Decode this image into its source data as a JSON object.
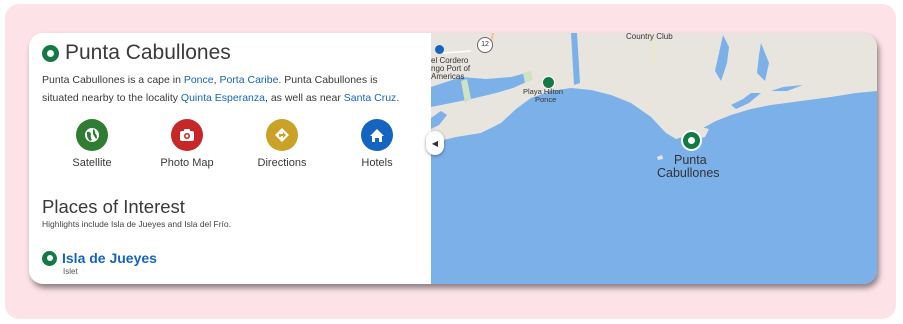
{
  "place": {
    "title": "Punta Cabullones",
    "desc_1": "Punta Cabullones is a cape in ",
    "link_ponce": "Ponce",
    "sep_1": ", ",
    "link_porta_caribe": "Porta Caribe",
    "desc_2": ". Punta Cabullones is situated nearby to the locality ",
    "link_quinta": "Quinta Esperanza",
    "desc_3": ", as well as near ",
    "link_santa_cruz": "Santa Cruz",
    "desc_4": "."
  },
  "actions": [
    {
      "label": "Satellite",
      "icon": "globe-icon",
      "color": "#2e7d32"
    },
    {
      "label": "Photo Map",
      "icon": "camera-icon",
      "color": "#c62828"
    },
    {
      "label": "Directions",
      "icon": "directions-icon",
      "color": "#c9a227"
    },
    {
      "label": "Hotels",
      "icon": "home-icon",
      "color": "#1565c0"
    }
  ],
  "poi": {
    "heading": "Places of Interest",
    "subtitle": "Highlights include Isla de Jueyes and Isla del Frío.",
    "items": [
      {
        "name": "Isla de Jueyes",
        "type": "Islet"
      }
    ]
  },
  "map": {
    "road_badge": "12",
    "country_club": "Country Club",
    "el_cordero_1": "el Cordero",
    "el_cordero_2": "ngo Port of",
    "el_cordero_3": "Americas",
    "playa_1": "Playa Hilton",
    "playa_2": "Ponce",
    "marker_1": "Punta",
    "marker_2": "Cabullones",
    "collapse_icon": "chevron-left-icon"
  },
  "colors": {
    "accent_green": "#137a45",
    "link_blue": "#1565c0",
    "water": "#7bb0e8",
    "land": "#e8e5df",
    "frame_pink": "#fde3e8"
  }
}
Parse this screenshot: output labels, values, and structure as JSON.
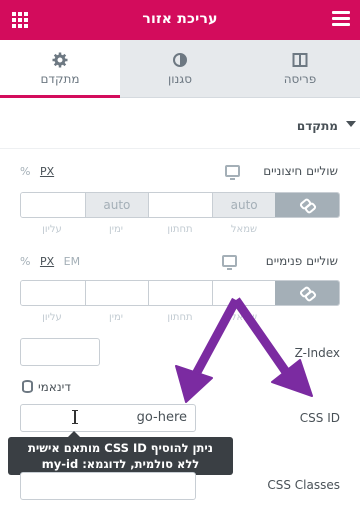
{
  "header": {
    "title": "עריכת אזור",
    "menu_icon": "hamburger-icon",
    "grid_icon": "apps-grid-icon"
  },
  "tabs": [
    {
      "label": "פריסה",
      "icon": "layout-icon"
    },
    {
      "label": "סגנון",
      "icon": "half-circle-icon"
    },
    {
      "label": "מתקדם",
      "icon": "gear-icon",
      "active": true
    }
  ],
  "section": {
    "title": "מתקדם"
  },
  "margin": {
    "label": "שוליים חיצוניים",
    "units": [
      "PX",
      "%"
    ],
    "active_unit": "PX",
    "values": [
      "",
      "",
      "auto",
      "",
      "auto"
    ],
    "sublabels": [
      "עליון",
      "ימין",
      "תחתון",
      "שמאל"
    ]
  },
  "padding": {
    "label": "שוליים פנימיים",
    "units": [
      "EM",
      "PX",
      "%"
    ],
    "active_unit": "PX",
    "sublabels": [
      "עליון",
      "ימין",
      "תחתון",
      "שמאל"
    ]
  },
  "zindex": {
    "label": "Z-Index",
    "value": ""
  },
  "dynamic": {
    "label": "דינאמי"
  },
  "cssid": {
    "label": "CSS ID",
    "value": "go-here"
  },
  "tooltip": {
    "line1": "ניתן להוסיף CSS ID מותאם אישית",
    "line2": "ללא סולמית, לדוגמא: my-id"
  },
  "cssclasses": {
    "label": "CSS Classes",
    "value": ""
  },
  "colors": {
    "brand": "#d30c5c",
    "annotation_arrow": "#7b2ba1"
  }
}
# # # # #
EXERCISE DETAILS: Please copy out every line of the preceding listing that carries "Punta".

YOUR SOLUTION:
    "title": "Punta Cabullones",
    "desc_1": "Punta Cabullones is a cape in ",
    "desc_2": ". Punta Cabullones is situated nearby to the locality ",
    "marker_1": "Punta",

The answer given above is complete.